Sunday, 29 September 2013


Neuromancer (Sprawl, #1)Neuromancer by William Gibson
My rating: 5 of 5 stars

"The globalization of technology, therefore, as Gibson dramatizes, will increasingly deprive humanity of its spiritual dimension..."

"In 'Gibson's world, human beings have nothing left but thrill' (191). The characters in the novel get thrilled through the nonphysical embodiment of cyberspace or intense sensual experience, but although thrill may replace reflection, Case and others find that it liberates them from the oppression of everyday concerns."

How do you envision the future? Does technology create a dystopian existence

or utopian world?


For further exploration of this dichotomy, consider taking this MOOC:

William Gibson's imaginary future is not a sunny, happy place, but one in which humans continue to live and struggle. (To think more deeply about Neuromancer, I've been reading essays about it. Great to model this kind of reading for students, btw. Literary essays are supposed to help you discover more about a work of literature, not just help you finish your homework.)

Neuromancer is a book of ideas. The detachment of the characters from their own humanity may also place readers of the novel at arm's length. Many other reviews on Goodreads call for a re-reading of the book in order to get a fuller appreciation of what it is trying to say.
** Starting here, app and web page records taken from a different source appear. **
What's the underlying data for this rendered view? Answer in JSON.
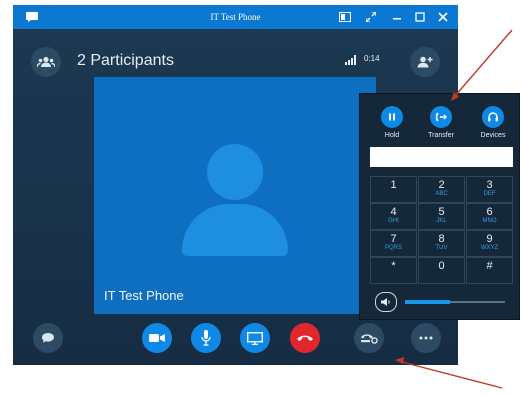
{
  "window": {
    "title": "IT Test Phone"
  },
  "header": {
    "participants_label": "2 Participants",
    "call_time": "0:14"
  },
  "tile": {
    "name": "IT Test Phone"
  },
  "dialpad": {
    "actions": [
      {
        "label": "Hold",
        "icon": "pause-icon"
      },
      {
        "label": "Transfer",
        "icon": "transfer-icon"
      },
      {
        "label": "Devices",
        "icon": "headset-icon"
      }
    ],
    "input_value": "",
    "keys": [
      {
        "digit": "1",
        "letters": ""
      },
      {
        "digit": "2",
        "letters": "ABC"
      },
      {
        "digit": "3",
        "letters": "DEF"
      },
      {
        "digit": "4",
        "letters": "GHI"
      },
      {
        "digit": "5",
        "letters": "JKL"
      },
      {
        "digit": "6",
        "letters": "MNO"
      },
      {
        "digit": "7",
        "letters": "PQRS"
      },
      {
        "digit": "8",
        "letters": "TUV"
      },
      {
        "digit": "9",
        "letters": "WXYZ"
      },
      {
        "digit": "*",
        "letters": ""
      },
      {
        "digit": "0",
        "letters": ""
      },
      {
        "digit": "#",
        "letters": ""
      }
    ],
    "volume_level": 0.45
  },
  "colors": {
    "accent": "#0e89e6",
    "titlebar": "#0b78d1",
    "hangup": "#e0272e",
    "annotation_arrow": "#c0392b"
  }
}
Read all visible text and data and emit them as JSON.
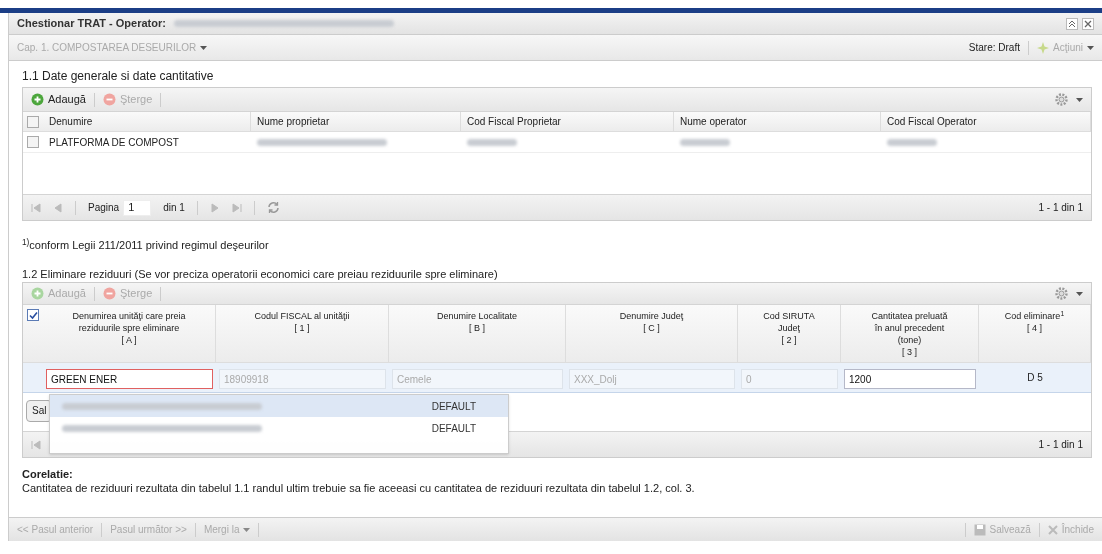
{
  "window": {
    "title": "Chestionar TRAT - Operator:",
    "title_redacted": true
  },
  "toolbar": {
    "chapter": "Cap. 1. COMPOSTAREA DESEURILOR",
    "chapter_disabled": true,
    "status": "Stare: Draft",
    "actions": "Acţiuni",
    "actions_disabled": true
  },
  "section1": {
    "title": "1.1 Date generale si date cantitative",
    "buttons": [
      {
        "label": "Adaugă",
        "kind": "add",
        "disabled": false
      },
      {
        "label": "Şterge",
        "kind": "delete",
        "disabled": true
      }
    ],
    "header_checked": false,
    "columns": [
      "Denumire",
      "Nume proprietar",
      "Cod Fiscal Proprietar",
      "Nume operator",
      "Cod Fiscal Operator"
    ],
    "rows": [
      {
        "checked": false,
        "cells": [
          {
            "kind": "text",
            "value": "PLATFORMA DE COMPOST"
          },
          {
            "kind": "redacted"
          },
          {
            "kind": "redacted"
          },
          {
            "kind": "redacted"
          },
          {
            "kind": "redacted"
          }
        ]
      }
    ],
    "pager": {
      "page_label": "Pagina",
      "page": "1",
      "of": "din 1",
      "summary": "1 - 1 din 1"
    }
  },
  "footnote": "$^{1)}$conform Legii 211/2011 privind regimul deşeurilor",
  "section2": {
    "title": "1.2 Eliminare reziduuri (Se vor preciza operatorii economici care preiau reziduurile spre eliminare)",
    "buttons": [
      {
        "label": "Adaugă",
        "kind": "add",
        "disabled": true
      },
      {
        "label": "Şterge",
        "kind": "delete",
        "disabled": true
      }
    ],
    "header_checked": true,
    "columns": [
      [
        "Denumirea unităţi care preia",
        "reziduurile spre eliminare",
        "[ A ]"
      ],
      [
        "Codul FISCAL al unităţii",
        "[ 1 ]"
      ],
      [
        "Denumire Localitate",
        "[ B ]"
      ],
      [
        "Denumire Judeţ",
        "[ C ]"
      ],
      [
        "Cod SIRUTA",
        "Judeţ",
        "[ 2 ]"
      ],
      [
        "Cantitatea preluată",
        "în anul precedent",
        "(tone)",
        "[ 3 ]"
      ],
      [
        "Cod eliminare$^{1}$",
        "[ 4 ]"
      ]
    ],
    "edit_row": [
      {
        "kind": "field",
        "value": "GREEN ENER",
        "disabled": false,
        "invalid": true
      },
      {
        "kind": "field",
        "value": "18909918",
        "disabled": true,
        "invalid": false
      },
      {
        "kind": "field",
        "value": "Cemele",
        "disabled": true,
        "invalid": false
      },
      {
        "kind": "field",
        "value": "XXX_Dolj",
        "disabled": true,
        "invalid": false
      },
      {
        "kind": "field",
        "value": "0",
        "disabled": true,
        "invalid": false
      },
      {
        "kind": "field",
        "value": "1200",
        "disabled": false,
        "invalid": false
      },
      {
        "kind": "text",
        "value": "D 5"
      }
    ],
    "row_button": "Sal",
    "suggestions": [
      {
        "tag": "DEFAULT",
        "selected": true
      },
      {
        "tag": "DEFAULT",
        "selected": false
      }
    ],
    "pager": {
      "summary": "1 - 1 din 1"
    }
  },
  "correlation": {
    "title": "Corelatie:",
    "text": "Cantitatea de reziduuri rezultata din tabelul 1.1 randul ultim trebuie sa fie aceeasi cu cantitatea de reziduuri rezultata din tabelul 1.2, col. 3."
  },
  "footer": {
    "nav": [
      {
        "label": "<< Pasul anterior",
        "kind": "link",
        "disabled": true
      },
      {
        "label": "Pasul următor >>",
        "kind": "link",
        "disabled": true
      },
      {
        "label": "Mergi la",
        "kind": "menu",
        "disabled": true
      }
    ],
    "actions": [
      {
        "label": "Salvează",
        "kind": "save",
        "disabled": true
      },
      {
        "label": "Închide",
        "kind": "close",
        "disabled": true
      }
    ]
  }
}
The reason that I give this book five stars is that I will be thinking about it for a long time.

Neuromancer is an excellent resource to use with students to talk about how their world is changing: Do we shape technology, or does technology shape us? That is the question. Think Raymond Williams vs Marshall McLuhan. More recent texts include the graphic novel The Influencing Machine by Brooke Gladstone, Stratosphere by Michael Fullan (the use of technology in education) and The Shallows by Nicholas Carr.

Quotes from:
Haney, William S., II. "William Gibson's Neuromancer: cyberpunk and the end of humanity/William Gibson'in Neuromancer Adli Eseri: siberpunk ve insanligin sonu." Interactions 18.1 (2009): 73+. Canada In Context. Web. 27 Sept. 2013.

View all my reviews

No comments:

Post a Comment